_YOUR INSTRUCTIONS:_
Could you write out, word for word, each line from the one containing "Enumerate this screenshot's" to the last line of the data below, both included and nothing more?

** INPUT FOR THIS TASK follows **

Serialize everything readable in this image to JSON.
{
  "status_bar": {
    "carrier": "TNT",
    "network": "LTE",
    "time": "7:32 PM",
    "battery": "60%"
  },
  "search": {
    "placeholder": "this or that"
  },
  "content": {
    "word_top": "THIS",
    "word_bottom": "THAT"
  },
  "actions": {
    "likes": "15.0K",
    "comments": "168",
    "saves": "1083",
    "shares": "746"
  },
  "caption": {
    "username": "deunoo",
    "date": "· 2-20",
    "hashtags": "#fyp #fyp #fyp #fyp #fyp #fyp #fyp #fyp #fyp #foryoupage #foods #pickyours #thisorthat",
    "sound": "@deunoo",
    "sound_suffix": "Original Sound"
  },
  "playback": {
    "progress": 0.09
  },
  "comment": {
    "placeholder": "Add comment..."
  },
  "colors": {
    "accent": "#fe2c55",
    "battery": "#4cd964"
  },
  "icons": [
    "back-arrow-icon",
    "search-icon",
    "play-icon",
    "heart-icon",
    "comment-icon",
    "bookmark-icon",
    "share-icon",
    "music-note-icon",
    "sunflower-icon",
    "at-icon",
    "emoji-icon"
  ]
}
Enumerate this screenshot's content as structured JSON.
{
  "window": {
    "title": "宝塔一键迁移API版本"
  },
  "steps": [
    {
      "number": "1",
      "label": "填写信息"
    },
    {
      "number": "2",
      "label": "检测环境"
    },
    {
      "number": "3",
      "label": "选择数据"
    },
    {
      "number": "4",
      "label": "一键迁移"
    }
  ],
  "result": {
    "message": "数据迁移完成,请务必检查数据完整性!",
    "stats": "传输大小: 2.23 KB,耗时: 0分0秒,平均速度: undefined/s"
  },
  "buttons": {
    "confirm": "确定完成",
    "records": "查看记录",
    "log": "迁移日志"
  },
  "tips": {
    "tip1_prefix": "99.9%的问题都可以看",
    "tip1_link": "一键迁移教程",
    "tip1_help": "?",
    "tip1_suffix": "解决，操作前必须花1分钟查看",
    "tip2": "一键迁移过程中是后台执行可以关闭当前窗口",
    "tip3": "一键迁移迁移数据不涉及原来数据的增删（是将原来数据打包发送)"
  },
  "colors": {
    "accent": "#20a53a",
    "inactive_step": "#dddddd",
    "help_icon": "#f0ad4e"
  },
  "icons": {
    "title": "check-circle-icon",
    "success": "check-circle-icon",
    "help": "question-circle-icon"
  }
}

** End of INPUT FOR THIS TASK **

_RESPONSE TO THE TASK:_
Enumerate this screenshot's content as structured JSON.
{
  "window": {
    "title": "宝塔一键迁移API版本"
  },
  "steps": [
    {
      "number": "1",
      "label": "填写信息"
    },
    {
      "number": "2",
      "label": "检测环境"
    },
    {
      "number": "3",
      "label": "选择数据"
    },
    {
      "number": "4",
      "label": "一键迁移"
    }
  ],
  "result": {
    "message": "数据迁移完成,请务必检查数据完整性!",
    "stats": "传输大小: 2.23 KB,耗时: 0分0秒,平均速度: undefined/s"
  },
  "buttons": {
    "confirm": "确定完成",
    "records": "查看记录",
    "log": "迁移日志"
  },
  "tips": {
    "tip1_prefix": "99.9%的问题都可以看",
    "tip1_link": "一键迁移教程",
    "tip1_help": "?",
    "tip1_suffix": "解决，操作前必须花1分钟查看",
    "tip2": "一键迁移过程中是后台执行可以关闭当前窗口",
    "tip3": "一键迁移迁移数据不涉及原来数据的增删（是将原来数据打包发送)"
  },
  "colors": {
    "accent": "#20a53a",
    "inactive_step": "#dddddd",
    "help_icon": "#f0ad4e"
  },
  "icons": {
    "title": "check-circle-icon",
    "success": "check-circle-icon",
    "help": "question-circle-icon"
  }
}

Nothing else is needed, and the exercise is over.